Hi, I know one of your passwords is: XXXXXXX Your computer was infected with my private malware, your browser wasn’t updated / patched, in such case it’s enough to just visit some website where my iframe is placed to get automatically infected, if you want to find out more – Google: “Drive-by exploit”. My malware gave me full access to all your accounts (see password above), full control over your computer and it also was possible to spy on you over your webcam. I collected all your private data and I RECORDED YOU (through your webcam) SATISFYING YOURSELF! After that I removed my malware to not leave any traces and this email(s) was sent from some hacked server. I can publish the video of you and all your private data on the whole web, social networks, over email of all contacts. The only way to stop me, is to pay exactly 800$ in bitcoin (BTC). My bitcoin wallet is: 1Eim8U3kPgkTRNSFKN49jgz9Wv4A1qmcjR I give you 3 days time to pay.
Frequently Asked Questions related to the “Save Yourself” email hacker scam
The “Save Yourself” scam blackmailer knows the passwords for one or more of my online accounts – how do they know them? – The most likely reason why the scammers have one or more of your passwords is some form of an online Data Breach – a leakage of confidential info that could happen in many ways, but is most likely not related to a Trojan Horse infection in your computer. The scammers are using this info to intimidate you, and make you think your machine is infected.

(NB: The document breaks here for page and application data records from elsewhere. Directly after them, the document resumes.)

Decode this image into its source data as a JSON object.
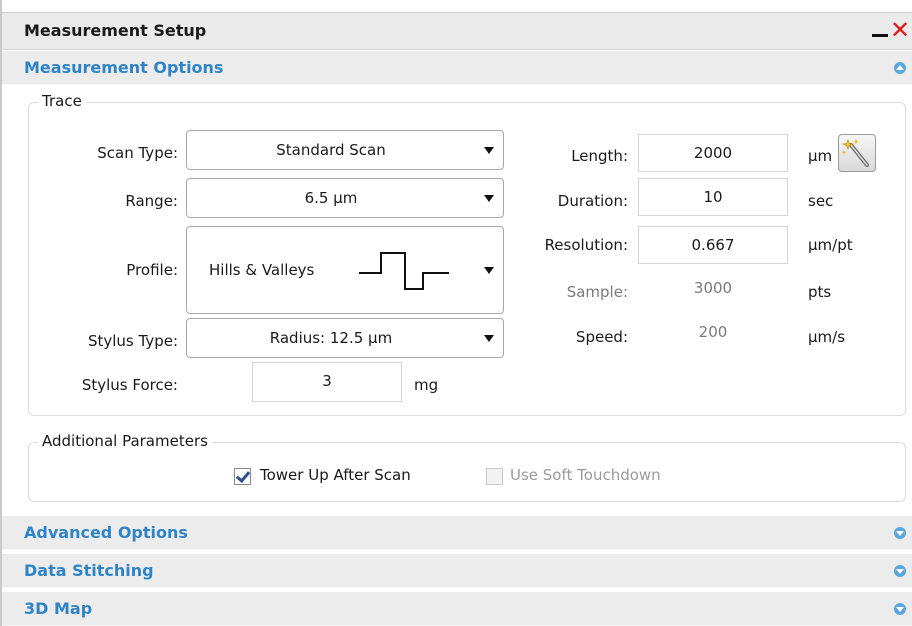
{
  "window": {
    "title": "Measurement Setup",
    "minimize_icon": "minimize-icon",
    "close_icon": "close-icon",
    "close_color": "#e01a1a"
  },
  "accent_color": "#2f84c8",
  "sections": {
    "measurement_options": {
      "label": "Measurement Options",
      "state": "expanded"
    },
    "advanced_options": {
      "label": "Advanced Options",
      "state": "collapsed"
    },
    "data_stitching": {
      "label": "Data Stitching",
      "state": "collapsed"
    },
    "map_3d": {
      "label": "3D Map",
      "state": "collapsed"
    }
  },
  "trace": {
    "legend": "Trace",
    "scan_type": {
      "label": "Scan Type:",
      "value": "Standard Scan"
    },
    "range": {
      "label": "Range:",
      "value": "6.5 µm"
    },
    "profile": {
      "label": "Profile:",
      "value": "Hills & Valleys",
      "icon": "hills-valleys-profile-icon"
    },
    "stylus_type": {
      "label": "Stylus Type:",
      "value": "Radius: 12.5 µm"
    },
    "stylus_force": {
      "label": "Stylus Force:",
      "value": "3",
      "unit": "mg"
    },
    "length": {
      "label": "Length:",
      "value": "2000",
      "unit": "µm",
      "button_icon": "magic-wand-icon"
    },
    "duration": {
      "label": "Duration:",
      "value": "10",
      "unit": "sec"
    },
    "resolution": {
      "label": "Resolution:",
      "value": "0.667",
      "unit": "µm/pt"
    },
    "sample": {
      "label": "Sample:",
      "value": "3000",
      "unit": "pts"
    },
    "speed": {
      "label": "Speed:",
      "value": "200",
      "unit": "µm/s"
    }
  },
  "additional": {
    "legend": "Additional Parameters",
    "tower_up": {
      "label": "Tower Up After Scan",
      "checked": true,
      "enabled": true
    },
    "soft_touchdown": {
      "label": "Use Soft Touchdown",
      "checked": false,
      "enabled": false
    }
  }
}
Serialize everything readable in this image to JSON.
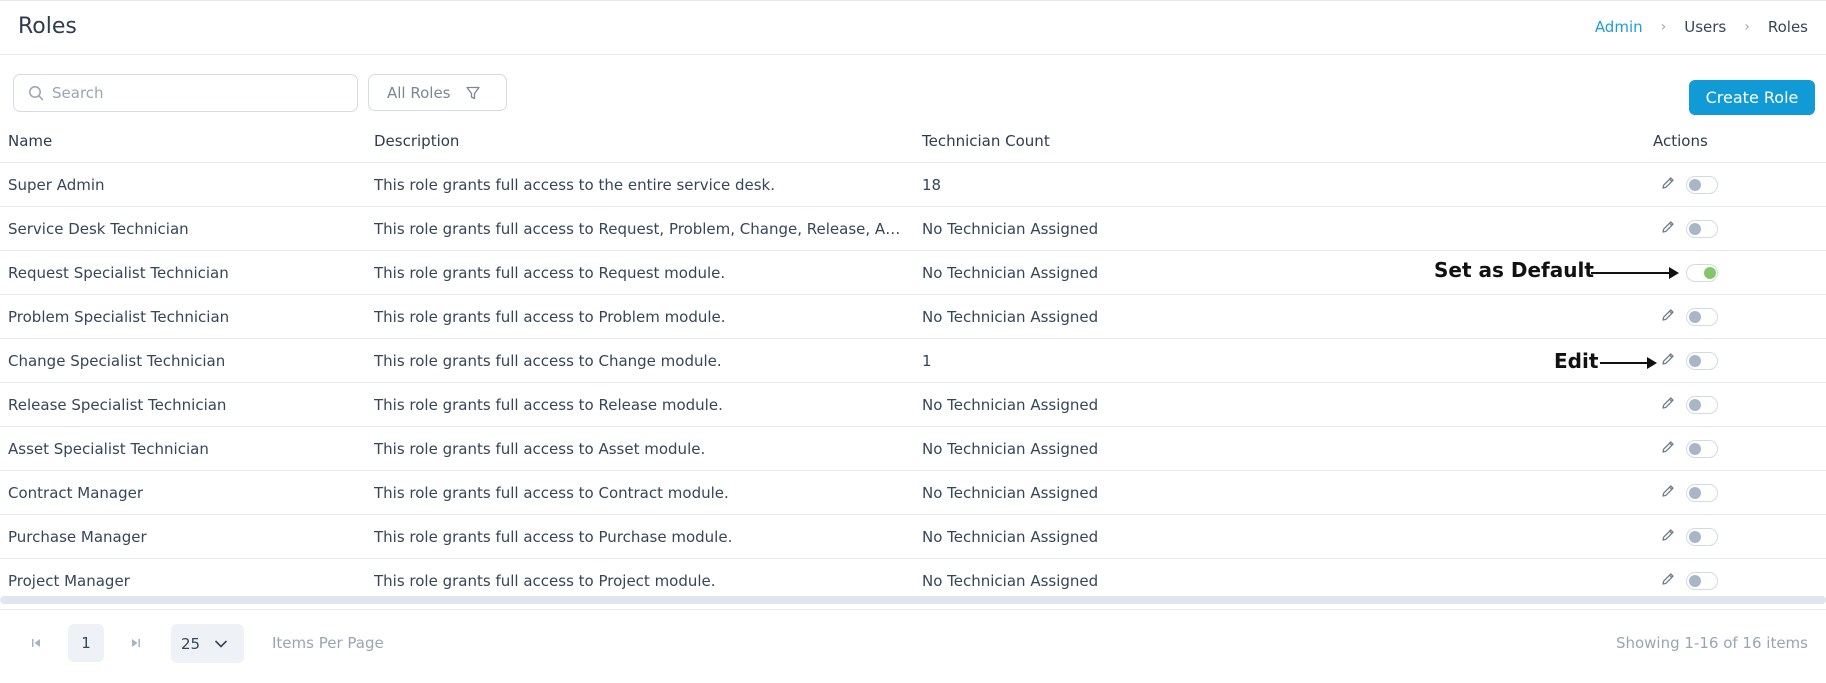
{
  "page": {
    "title": "Roles"
  },
  "breadcrumb": [
    {
      "label": "Admin",
      "link": true
    },
    {
      "label": "Users",
      "link": false
    },
    {
      "label": "Roles",
      "link": false
    }
  ],
  "toolbar": {
    "search_placeholder": "Search",
    "filter_label": "All Roles",
    "create_label": "Create Role"
  },
  "table": {
    "headers": {
      "name": "Name",
      "description": "Description",
      "count": "Technician Count",
      "actions": "Actions"
    },
    "rows": [
      {
        "name": "Super Admin",
        "description": "This role grants full access to the entire service desk.",
        "count": "18",
        "default": false,
        "show_edit": true
      },
      {
        "name": "Service Desk Technician",
        "description": "This role grants full access to Request, Problem, Change, Release, Asset, Contract, Purchase and Project modules.",
        "count": "No Technician Assigned",
        "default": false,
        "show_edit": true
      },
      {
        "name": "Request Specialist Technician",
        "description": "This role grants full access to Request module.",
        "count": "No Technician Assigned",
        "default": true,
        "show_edit": false
      },
      {
        "name": "Problem Specialist Technician",
        "description": "This role grants full access to Problem module.",
        "count": "No Technician Assigned",
        "default": false,
        "show_edit": true
      },
      {
        "name": "Change Specialist Technician",
        "description": "This role grants full access to Change module.",
        "count": "1",
        "default": false,
        "show_edit": true
      },
      {
        "name": "Release Specialist Technician",
        "description": "This role grants full access to Release module.",
        "count": "No Technician Assigned",
        "default": false,
        "show_edit": true
      },
      {
        "name": "Asset Specialist Technician",
        "description": "This role grants full access to Asset module.",
        "count": "No Technician Assigned",
        "default": false,
        "show_edit": true
      },
      {
        "name": "Contract Manager",
        "description": "This role grants full access to Contract module.",
        "count": "No Technician Assigned",
        "default": false,
        "show_edit": true
      },
      {
        "name": "Purchase Manager",
        "description": "This role grants full access to Purchase module.",
        "count": "No Technician Assigned",
        "default": false,
        "show_edit": true
      },
      {
        "name": "Project Manager",
        "description": "This role grants full access to Project module.",
        "count": "No Technician Assigned",
        "default": false,
        "show_edit": true
      }
    ]
  },
  "annotations": {
    "set_default": "Set as Default",
    "edit": "Edit"
  },
  "pagination": {
    "current_page": "1",
    "per_page": "25",
    "per_page_label": "Items Per Page",
    "showing": "Showing 1-16 of 16 items"
  },
  "colors": {
    "accent": "#109ad6",
    "link": "#1a9fd6",
    "toggle_on": "#86c66a",
    "toggle_off": "#a8b6c8"
  }
}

The letter was sent from my own email account, how did this happen? – this brings us back to the previous point – if the “Save Yourself” email hacker has gotten you password through a Data Breach on some other site or even on the site of your email provider, this could have allowed them to enter your account. This still doesn’t mean your computer has a Trojan (but may increase the chances).
If a hacker has access to your email account, this is still concerning and should be addressed – be sure to change your passwords ASAP. Also, since this can actually be potentially serious, we must once again point you towards the guide below – trying it out (or the security tool there) is a great way of making sure it was indeed just a scam and nothing more.
Remove “Save You” Email Trojan
You are dealing with a malware infection that can restore itself unless you remove its core files. We are sending you to another page with a removal guide that gets regularly updated. It covers in-depth instructions on how to:
1. Locate and scan malicious processes in your task manager.
2. Identify in your Control panel any programs installed with the malware, and how to remove them. Search Marquis is a high-profile hijacker that gets installed with a lot of malware.
3. How to clean up and reset your browser to its original settings without the malware returning.
You can find the removal guide here.
For mobile devices refer to these guides instead: Android, iPhone